Schools Chancellor Richard Carranza retweeted an article with the headline, “WATCH: Wealthy white Manhattan parents angrily rant against plan to bring more black kids to their schools.”

The headline by the site Raw Story was about a meeting Tuesday where some parents expressed anger over a plan to increase diversity at middle schools on the Upper West Side by reserving 25 percent of their seats for students scoring low on standardized tests.

The article linked to a video report on the meeting that aired on TV station NY1.

Some parents attending the meeting said the diversity plan might result in high-performing children being shut out of their first-choice middle schools.

One woman who did not give her name to NY1 complained that the school system would be “telling an 11-year-old, ‘You worked your butt off and you didn’t get that, what you needed and wanted.'”

One middle school principal at the meeting said the comments were offensive.

Henry Zymeck, the principal of The Computer School, said parents were implying, “My already-advantaged kid needs more advantage!

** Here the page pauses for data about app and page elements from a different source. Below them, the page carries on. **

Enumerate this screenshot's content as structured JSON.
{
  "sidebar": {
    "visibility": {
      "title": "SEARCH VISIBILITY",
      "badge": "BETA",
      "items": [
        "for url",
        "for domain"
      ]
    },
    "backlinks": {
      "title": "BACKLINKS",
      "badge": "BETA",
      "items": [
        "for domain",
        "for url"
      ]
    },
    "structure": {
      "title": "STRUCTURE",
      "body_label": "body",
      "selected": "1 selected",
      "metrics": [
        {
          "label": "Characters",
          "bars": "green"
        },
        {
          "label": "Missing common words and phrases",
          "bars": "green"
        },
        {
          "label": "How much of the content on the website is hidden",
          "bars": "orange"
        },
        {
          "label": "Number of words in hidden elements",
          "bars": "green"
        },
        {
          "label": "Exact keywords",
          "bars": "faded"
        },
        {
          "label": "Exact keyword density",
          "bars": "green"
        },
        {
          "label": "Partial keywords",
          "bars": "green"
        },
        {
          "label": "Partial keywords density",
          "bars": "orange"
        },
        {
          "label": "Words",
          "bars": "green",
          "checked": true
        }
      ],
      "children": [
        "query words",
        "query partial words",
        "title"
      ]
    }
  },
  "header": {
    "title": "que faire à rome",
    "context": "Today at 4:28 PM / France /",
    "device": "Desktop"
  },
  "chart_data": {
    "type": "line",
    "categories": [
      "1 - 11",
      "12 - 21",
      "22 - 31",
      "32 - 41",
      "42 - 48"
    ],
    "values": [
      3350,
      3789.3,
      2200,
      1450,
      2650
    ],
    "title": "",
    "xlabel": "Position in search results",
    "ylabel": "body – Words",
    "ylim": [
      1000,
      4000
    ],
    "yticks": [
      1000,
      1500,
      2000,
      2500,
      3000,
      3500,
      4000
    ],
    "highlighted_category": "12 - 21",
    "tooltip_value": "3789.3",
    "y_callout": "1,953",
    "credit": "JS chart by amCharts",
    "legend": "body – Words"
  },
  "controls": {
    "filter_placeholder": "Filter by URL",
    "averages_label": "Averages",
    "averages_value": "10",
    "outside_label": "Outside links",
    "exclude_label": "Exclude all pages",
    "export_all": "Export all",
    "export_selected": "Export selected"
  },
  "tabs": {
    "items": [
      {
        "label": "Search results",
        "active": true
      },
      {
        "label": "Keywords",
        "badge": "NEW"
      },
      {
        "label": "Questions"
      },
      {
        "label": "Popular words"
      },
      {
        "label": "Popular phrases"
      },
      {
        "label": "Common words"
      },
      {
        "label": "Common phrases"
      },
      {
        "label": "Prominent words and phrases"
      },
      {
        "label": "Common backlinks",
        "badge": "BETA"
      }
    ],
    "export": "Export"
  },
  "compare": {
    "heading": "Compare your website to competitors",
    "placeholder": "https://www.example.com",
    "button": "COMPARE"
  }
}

They need to be kept away from those kids!”

The NY1 report on the meeting and Carranza’s 1 a.m. Friday retweet of the Raw Story piece were widely shared on social media.

“New NYC Chancellor is looking mad woke out here,” tweeted journalist Nikole Hannah-Jones, a MacArthur Foundation “genius” grant winner for her reporting on school segregation.

But the retweet of a headline accusing some white parents of “ranting” struck a far less conciliatory tone than anything his boss, Mayor Bill de Blasio, has said about school segregation.

Asked about the retweet on WNYC radio, de Blasio, a Democrat, said, “Look, I don’t think he at all intends to vilify anyone. He’s not that type of person.”

Carranza, who formerly headed public school districts in San Francisco and Houston, took over New York City’s 1.1 million-pupil public school system this month.

A spokeswoman said Carranza stands by the tweet but wants to clarify that words in the headline were not his.

Carranza said in an interview with The Associated Press on Tuesday — the same day as the heated meeting — that New Yorkers “want diversity in everything, not the least of which is schools.”

He added, “It has to be a balanced conversation and we have to be really careful about how we have the conversation.”